Colleen Chien from Santa Clara Law highlighted the importance of being able to effectively communicate and provide visualizations for the public in order to help them make sense of empirical data related to IP. Chien raised questions about the cost to continue this research, its social benefit, and the impact of patent trolls on small companies (i.e. losing funding, delaying innovation). She promoted humanizing these issues for everyone in order to more effectively motivate action. Particularly with regard to patents, Chien said we need to connect patents to something important, such as jobs or innovation. To do so, she said, we need to personalize research––to tell stories that everyone can relate to and understand.

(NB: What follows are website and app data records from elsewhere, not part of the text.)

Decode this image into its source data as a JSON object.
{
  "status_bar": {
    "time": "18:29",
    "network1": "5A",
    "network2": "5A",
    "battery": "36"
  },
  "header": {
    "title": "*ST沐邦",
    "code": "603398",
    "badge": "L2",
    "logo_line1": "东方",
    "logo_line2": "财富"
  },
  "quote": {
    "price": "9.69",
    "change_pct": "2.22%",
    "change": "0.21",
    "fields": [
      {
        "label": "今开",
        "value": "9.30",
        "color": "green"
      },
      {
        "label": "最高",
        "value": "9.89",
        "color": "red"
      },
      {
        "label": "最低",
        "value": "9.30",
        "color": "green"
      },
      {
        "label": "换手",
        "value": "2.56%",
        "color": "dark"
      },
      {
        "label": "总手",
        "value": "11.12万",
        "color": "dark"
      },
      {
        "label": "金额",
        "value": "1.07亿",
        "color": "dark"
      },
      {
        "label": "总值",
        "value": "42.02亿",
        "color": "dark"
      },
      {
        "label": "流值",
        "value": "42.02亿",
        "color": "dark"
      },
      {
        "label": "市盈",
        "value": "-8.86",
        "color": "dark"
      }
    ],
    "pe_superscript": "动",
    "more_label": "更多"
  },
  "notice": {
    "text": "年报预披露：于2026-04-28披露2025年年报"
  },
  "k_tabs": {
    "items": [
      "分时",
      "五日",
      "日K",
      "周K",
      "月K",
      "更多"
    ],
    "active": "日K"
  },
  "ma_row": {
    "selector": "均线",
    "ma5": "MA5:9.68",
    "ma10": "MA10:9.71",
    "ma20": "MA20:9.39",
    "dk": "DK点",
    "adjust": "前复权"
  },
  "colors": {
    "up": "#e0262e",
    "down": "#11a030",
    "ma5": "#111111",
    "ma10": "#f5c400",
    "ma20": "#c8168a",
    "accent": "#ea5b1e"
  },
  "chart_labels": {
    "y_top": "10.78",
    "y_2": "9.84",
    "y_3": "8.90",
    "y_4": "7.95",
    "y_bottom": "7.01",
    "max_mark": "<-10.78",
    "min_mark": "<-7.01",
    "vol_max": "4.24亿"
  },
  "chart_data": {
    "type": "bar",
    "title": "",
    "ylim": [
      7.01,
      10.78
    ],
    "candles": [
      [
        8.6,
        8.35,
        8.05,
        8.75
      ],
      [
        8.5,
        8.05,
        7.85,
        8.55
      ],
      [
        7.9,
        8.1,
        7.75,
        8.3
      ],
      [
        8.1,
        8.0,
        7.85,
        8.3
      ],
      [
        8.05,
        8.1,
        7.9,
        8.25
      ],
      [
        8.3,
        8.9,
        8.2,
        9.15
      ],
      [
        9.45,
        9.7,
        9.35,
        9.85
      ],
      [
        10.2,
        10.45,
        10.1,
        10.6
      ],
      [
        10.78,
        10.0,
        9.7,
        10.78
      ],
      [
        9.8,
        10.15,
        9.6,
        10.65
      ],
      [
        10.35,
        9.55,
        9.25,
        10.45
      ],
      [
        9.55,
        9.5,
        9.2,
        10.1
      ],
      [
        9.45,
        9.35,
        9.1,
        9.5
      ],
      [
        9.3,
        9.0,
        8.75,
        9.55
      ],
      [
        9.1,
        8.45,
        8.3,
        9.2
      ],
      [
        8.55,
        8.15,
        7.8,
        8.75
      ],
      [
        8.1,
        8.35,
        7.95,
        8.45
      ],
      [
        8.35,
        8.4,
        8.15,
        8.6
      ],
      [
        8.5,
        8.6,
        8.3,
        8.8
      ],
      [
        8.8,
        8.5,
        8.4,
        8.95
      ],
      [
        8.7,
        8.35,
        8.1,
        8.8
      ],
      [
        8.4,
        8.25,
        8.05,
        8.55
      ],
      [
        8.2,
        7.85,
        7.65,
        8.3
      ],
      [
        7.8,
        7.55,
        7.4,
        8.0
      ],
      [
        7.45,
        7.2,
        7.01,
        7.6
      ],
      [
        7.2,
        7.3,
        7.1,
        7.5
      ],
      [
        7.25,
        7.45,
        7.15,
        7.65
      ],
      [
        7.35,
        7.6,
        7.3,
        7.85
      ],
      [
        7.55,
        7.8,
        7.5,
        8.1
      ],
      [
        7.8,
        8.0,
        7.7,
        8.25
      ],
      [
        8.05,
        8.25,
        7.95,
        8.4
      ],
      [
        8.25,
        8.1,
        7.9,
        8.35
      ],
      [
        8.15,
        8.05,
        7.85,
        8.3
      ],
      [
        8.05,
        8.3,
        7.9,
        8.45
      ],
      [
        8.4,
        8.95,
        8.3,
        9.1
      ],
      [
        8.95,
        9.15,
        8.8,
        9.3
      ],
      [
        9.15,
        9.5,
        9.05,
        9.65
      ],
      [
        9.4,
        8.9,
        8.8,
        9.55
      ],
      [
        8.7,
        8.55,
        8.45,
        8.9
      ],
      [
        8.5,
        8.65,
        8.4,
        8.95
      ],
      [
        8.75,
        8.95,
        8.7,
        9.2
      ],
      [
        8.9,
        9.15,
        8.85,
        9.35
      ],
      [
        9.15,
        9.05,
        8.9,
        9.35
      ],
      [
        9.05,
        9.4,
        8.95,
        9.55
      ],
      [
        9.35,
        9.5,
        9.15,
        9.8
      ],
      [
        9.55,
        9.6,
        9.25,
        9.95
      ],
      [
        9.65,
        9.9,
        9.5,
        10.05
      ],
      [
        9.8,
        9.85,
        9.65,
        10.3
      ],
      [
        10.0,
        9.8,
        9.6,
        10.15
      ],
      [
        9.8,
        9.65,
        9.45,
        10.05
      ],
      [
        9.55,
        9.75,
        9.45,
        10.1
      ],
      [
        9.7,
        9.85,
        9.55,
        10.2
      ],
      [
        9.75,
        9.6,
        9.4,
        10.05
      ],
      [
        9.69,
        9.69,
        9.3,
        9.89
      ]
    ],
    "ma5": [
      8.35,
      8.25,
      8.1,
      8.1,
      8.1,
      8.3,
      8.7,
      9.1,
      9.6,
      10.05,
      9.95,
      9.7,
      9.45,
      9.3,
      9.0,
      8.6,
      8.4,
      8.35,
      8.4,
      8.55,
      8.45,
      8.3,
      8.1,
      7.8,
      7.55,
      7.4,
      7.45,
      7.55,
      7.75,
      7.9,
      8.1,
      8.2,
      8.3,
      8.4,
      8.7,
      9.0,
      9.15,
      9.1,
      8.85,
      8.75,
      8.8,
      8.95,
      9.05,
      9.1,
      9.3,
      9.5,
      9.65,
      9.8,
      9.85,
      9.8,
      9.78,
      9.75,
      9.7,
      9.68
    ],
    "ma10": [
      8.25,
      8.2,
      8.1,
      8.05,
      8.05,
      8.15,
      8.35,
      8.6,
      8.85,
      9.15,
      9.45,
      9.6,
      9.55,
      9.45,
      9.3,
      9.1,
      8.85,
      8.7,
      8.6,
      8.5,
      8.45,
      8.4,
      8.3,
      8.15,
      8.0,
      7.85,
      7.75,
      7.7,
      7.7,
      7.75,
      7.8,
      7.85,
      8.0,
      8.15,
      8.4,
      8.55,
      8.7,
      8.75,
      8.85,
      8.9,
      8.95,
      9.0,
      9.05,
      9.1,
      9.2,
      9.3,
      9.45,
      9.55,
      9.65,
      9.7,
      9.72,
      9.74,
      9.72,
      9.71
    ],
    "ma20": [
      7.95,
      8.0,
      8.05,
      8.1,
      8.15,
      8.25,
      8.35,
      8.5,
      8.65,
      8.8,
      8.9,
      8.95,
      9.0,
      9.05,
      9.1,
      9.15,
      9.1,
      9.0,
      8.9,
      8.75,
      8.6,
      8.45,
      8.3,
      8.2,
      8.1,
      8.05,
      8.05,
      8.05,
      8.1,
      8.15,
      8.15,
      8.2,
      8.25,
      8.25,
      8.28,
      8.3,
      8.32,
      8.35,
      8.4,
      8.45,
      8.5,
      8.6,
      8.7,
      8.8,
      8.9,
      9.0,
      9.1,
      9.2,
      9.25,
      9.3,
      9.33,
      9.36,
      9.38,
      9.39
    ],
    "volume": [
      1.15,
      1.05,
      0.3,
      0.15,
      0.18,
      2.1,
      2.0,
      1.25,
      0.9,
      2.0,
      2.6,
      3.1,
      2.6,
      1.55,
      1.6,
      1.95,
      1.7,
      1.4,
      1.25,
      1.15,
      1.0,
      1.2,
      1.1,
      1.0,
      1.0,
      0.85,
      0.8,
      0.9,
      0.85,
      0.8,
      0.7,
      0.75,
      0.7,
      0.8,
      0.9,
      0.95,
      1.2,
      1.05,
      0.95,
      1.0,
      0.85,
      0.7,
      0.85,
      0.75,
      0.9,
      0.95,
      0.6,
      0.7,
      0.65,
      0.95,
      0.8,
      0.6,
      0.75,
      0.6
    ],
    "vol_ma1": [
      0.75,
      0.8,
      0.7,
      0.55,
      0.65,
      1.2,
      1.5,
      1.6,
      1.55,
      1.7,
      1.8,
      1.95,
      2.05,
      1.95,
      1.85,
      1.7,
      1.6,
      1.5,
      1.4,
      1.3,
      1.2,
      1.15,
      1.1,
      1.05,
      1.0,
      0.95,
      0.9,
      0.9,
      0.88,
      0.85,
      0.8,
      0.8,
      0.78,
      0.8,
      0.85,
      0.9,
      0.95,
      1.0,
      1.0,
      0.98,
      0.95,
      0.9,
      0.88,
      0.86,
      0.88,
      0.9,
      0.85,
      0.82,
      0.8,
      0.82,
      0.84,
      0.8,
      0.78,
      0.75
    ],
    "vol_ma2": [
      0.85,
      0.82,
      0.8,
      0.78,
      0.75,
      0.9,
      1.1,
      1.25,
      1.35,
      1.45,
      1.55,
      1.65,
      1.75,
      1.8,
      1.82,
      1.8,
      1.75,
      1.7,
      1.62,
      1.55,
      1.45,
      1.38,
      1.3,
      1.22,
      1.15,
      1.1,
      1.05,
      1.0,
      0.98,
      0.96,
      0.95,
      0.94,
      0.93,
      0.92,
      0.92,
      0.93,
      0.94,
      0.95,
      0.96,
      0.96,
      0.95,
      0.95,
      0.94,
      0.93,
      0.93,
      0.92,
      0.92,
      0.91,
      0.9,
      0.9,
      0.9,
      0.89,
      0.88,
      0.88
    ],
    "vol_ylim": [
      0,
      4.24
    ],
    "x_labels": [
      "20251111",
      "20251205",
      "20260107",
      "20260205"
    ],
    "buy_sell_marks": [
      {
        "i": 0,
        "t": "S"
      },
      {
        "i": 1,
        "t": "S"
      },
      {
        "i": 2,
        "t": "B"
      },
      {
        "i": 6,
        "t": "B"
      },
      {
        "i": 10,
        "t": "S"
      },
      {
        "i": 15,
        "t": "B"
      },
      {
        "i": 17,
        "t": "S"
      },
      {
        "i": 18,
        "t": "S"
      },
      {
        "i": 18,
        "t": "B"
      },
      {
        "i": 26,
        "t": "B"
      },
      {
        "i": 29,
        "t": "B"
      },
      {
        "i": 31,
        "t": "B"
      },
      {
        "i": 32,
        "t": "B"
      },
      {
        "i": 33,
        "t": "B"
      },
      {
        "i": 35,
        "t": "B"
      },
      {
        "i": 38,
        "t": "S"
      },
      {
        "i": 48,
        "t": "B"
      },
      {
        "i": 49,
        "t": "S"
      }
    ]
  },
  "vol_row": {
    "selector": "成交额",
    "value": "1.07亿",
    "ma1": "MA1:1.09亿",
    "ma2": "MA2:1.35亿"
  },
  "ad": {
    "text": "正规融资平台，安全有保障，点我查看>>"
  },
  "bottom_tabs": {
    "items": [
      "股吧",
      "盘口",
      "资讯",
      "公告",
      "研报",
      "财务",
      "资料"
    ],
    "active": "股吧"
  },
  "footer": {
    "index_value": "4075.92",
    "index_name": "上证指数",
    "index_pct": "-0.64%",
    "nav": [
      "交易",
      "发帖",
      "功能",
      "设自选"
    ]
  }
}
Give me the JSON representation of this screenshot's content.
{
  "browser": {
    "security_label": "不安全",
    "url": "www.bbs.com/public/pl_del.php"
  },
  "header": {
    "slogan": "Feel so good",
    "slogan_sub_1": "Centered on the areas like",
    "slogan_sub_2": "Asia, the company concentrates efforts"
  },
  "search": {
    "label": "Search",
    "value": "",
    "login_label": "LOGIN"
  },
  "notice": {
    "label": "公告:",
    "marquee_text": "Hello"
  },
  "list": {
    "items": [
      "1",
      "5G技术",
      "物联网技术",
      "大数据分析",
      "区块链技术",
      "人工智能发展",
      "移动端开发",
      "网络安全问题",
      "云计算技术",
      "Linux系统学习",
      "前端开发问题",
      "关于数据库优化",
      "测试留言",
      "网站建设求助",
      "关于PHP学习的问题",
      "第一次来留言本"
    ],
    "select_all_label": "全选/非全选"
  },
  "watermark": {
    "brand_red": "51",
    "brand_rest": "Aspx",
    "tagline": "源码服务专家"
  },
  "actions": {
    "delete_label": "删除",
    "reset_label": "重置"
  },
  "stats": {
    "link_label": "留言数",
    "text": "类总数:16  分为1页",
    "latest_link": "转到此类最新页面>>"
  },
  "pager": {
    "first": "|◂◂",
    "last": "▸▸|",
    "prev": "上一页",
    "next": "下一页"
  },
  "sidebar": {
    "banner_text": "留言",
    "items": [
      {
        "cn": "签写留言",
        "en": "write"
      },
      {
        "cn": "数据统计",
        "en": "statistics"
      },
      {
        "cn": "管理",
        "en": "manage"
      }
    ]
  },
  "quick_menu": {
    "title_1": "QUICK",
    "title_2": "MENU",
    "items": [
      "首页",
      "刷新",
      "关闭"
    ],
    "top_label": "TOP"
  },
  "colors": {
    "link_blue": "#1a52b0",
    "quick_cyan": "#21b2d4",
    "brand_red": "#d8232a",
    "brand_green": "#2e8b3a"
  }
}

Tal Niv presented on “Licenses for Free Culture,” acknowledging how everyone knows about and uses “licenses for free culture,” yet the data on the value of doing such remains scant. While the IP maximalist community continues to advocate its data sets (research on how IP promotes higher GDP, for ex.), on the other side of the aisle, information is minimally used and rarely collected in advantageous ways. We need to make this information useful and we need to share this information in a way that shows that open, free works increase visability and better community building, which can turn the conversation in our favor. Data on current licensing schemes is minimal, and there’s much work to be done. Let’s focus on defining clear data fields, and getting qualitative social scientists, lawyers, and the quant geeks (aka experts) involved. We need to build out existing and future databases that are conducive for analysis and promote response to empirical surveys from users and non-users.

The session’s key takeaways: 1) we have declining funding for research into the reasons why minimalist IP policies prove beneficial both economically and societally, yet there’s increased pressure to debunk the IP maximalist agenda’s research (which seems unlimited in resources and united in its narrative); 2) we need to better translate why IP activism matters to people in their everyday lives; and 3) we can’t rest until we’ve conducted meaningful research of our own. We need to focus on long-term change and figure out ways to find, present, and disseminate data that promotes our agenda and can serve as the path forward for the IP activist agenda. Good data leads to good policy; the more credible data we can gather, the more effectively we can demand meaningful policy. Until we can compete with the maximalist IP owners’ agenda and articulate a powerful alternative that is as clear and united in its narrative, we will remain on the defensive.